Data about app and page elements

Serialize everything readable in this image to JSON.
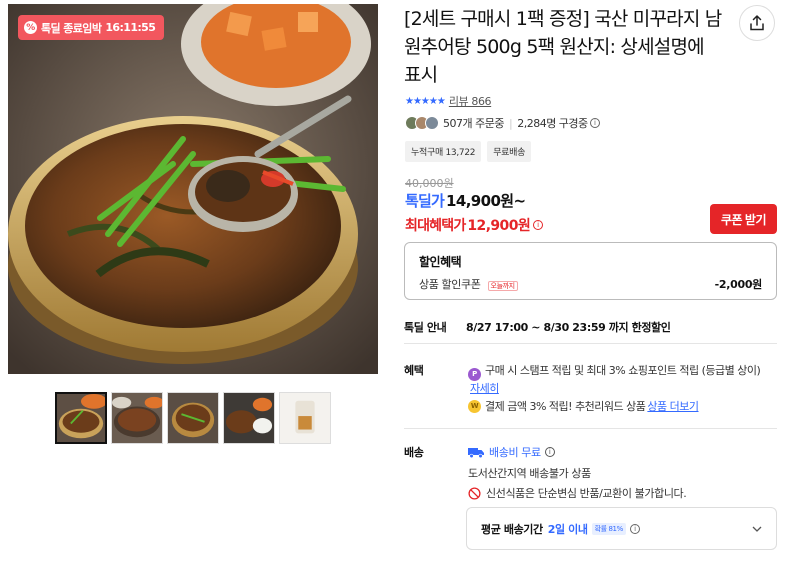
{
  "gallery": {
    "badge_icon": "%",
    "badge_text": "톡딜 종료임박",
    "badge_timer": "16:11:55",
    "thumb_count": 5,
    "active_thumb": 1
  },
  "product": {
    "title": "[2세트 구매시 1팩 증정] 국산 미꾸라지 남원추어탕 500g 5팩 원산지: 상세설명에 표시",
    "stars": "★★★★★",
    "review_label": "리뷰 866",
    "orders": "507개 주문중",
    "watchers": "2,284명 구경중",
    "chips": [
      "누적구매 13,722",
      "무료배송"
    ]
  },
  "price": {
    "original": "40,000원",
    "deal_label": "톡딜가",
    "deal_value": "14,900원~",
    "max_label": "최대혜택가",
    "max_value": "12,900원",
    "coupon_button": "쿠폰 받기"
  },
  "discount": {
    "header": "할인혜택",
    "coupon_label": "상품 할인쿠폰",
    "today_tag": "오늘까지",
    "amount": "-2,000원"
  },
  "notice": {
    "label": "톡딜 안내",
    "value": "8/27 17:00 ~ 8/30 23:59 까지 한정할인"
  },
  "benefits": {
    "label": "혜택",
    "coin1": "P",
    "text1": "구매 시 스탬프 적립 및 최대 3% 쇼핑포인트 적립 (등급별 상이)",
    "link1": "자세히",
    "coin2": "W",
    "text2": "결제 금액 3% 적립! 추천리워드 상품",
    "link2": "상품 더보기"
  },
  "shipping": {
    "label": "배송",
    "fee": "배송비 무료",
    "restriction": "도서산간지역 배송불가 상품",
    "no_return": "신선식품은 단순변심 반품/교환이 불가합니다.",
    "avg_label": "평균 배송기간",
    "avg_value": "2일 이내",
    "avg_pct": "확률 81%"
  },
  "colors": {
    "accent_blue": "#346aff",
    "accent_red": "#e52528",
    "badge_red": "#f2575e"
  }
}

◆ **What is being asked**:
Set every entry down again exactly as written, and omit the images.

◆ **Result of this exercise**:
Serialize everything readable in this image to JSON.
{
  "gallery": {
    "badge_icon": "%",
    "badge_text": "톡딜 종료임박",
    "badge_timer": "16:11:55",
    "thumb_count": 5,
    "active_thumb": 1
  },
  "product": {
    "title": "[2세트 구매시 1팩 증정] 국산 미꾸라지 남원추어탕 500g 5팩 원산지: 상세설명에 표시",
    "stars": "★★★★★",
    "review_label": "리뷰 866",
    "orders": "507개 주문중",
    "watchers": "2,284명 구경중",
    "chips": [
      "누적구매 13,722",
      "무료배송"
    ]
  },
  "price": {
    "original": "40,000원",
    "deal_label": "톡딜가",
    "deal_value": "14,900원~",
    "max_label": "최대혜택가",
    "max_value": "12,900원",
    "coupon_button": "쿠폰 받기"
  },
  "discount": {
    "header": "할인혜택",
    "coupon_label": "상품 할인쿠폰",
    "today_tag": "오늘까지",
    "amount": "-2,000원"
  },
  "notice": {
    "label": "톡딜 안내",
    "value": "8/27 17:00 ~ 8/30 23:59 까지 한정할인"
  },
  "benefits": {
    "label": "혜택",
    "coin1": "P",
    "text1": "구매 시 스탬프 적립 및 최대 3% 쇼핑포인트 적립 (등급별 상이)",
    "link1": "자세히",
    "coin2": "W",
    "text2": "결제 금액 3% 적립! 추천리워드 상품",
    "link2": "상품 더보기"
  },
  "shipping": {
    "label": "배송",
    "fee": "배송비 무료",
    "restriction": "도서산간지역 배송불가 상품",
    "no_return": "신선식품은 단순변심 반품/교환이 불가합니다.",
    "avg_label": "평균 배송기간",
    "avg_value": "2일 이내",
    "avg_pct": "확률 81%"
  },
  "colors": {
    "accent_blue": "#346aff",
    "accent_red": "#e52528",
    "badge_red": "#f2575e"
  }
}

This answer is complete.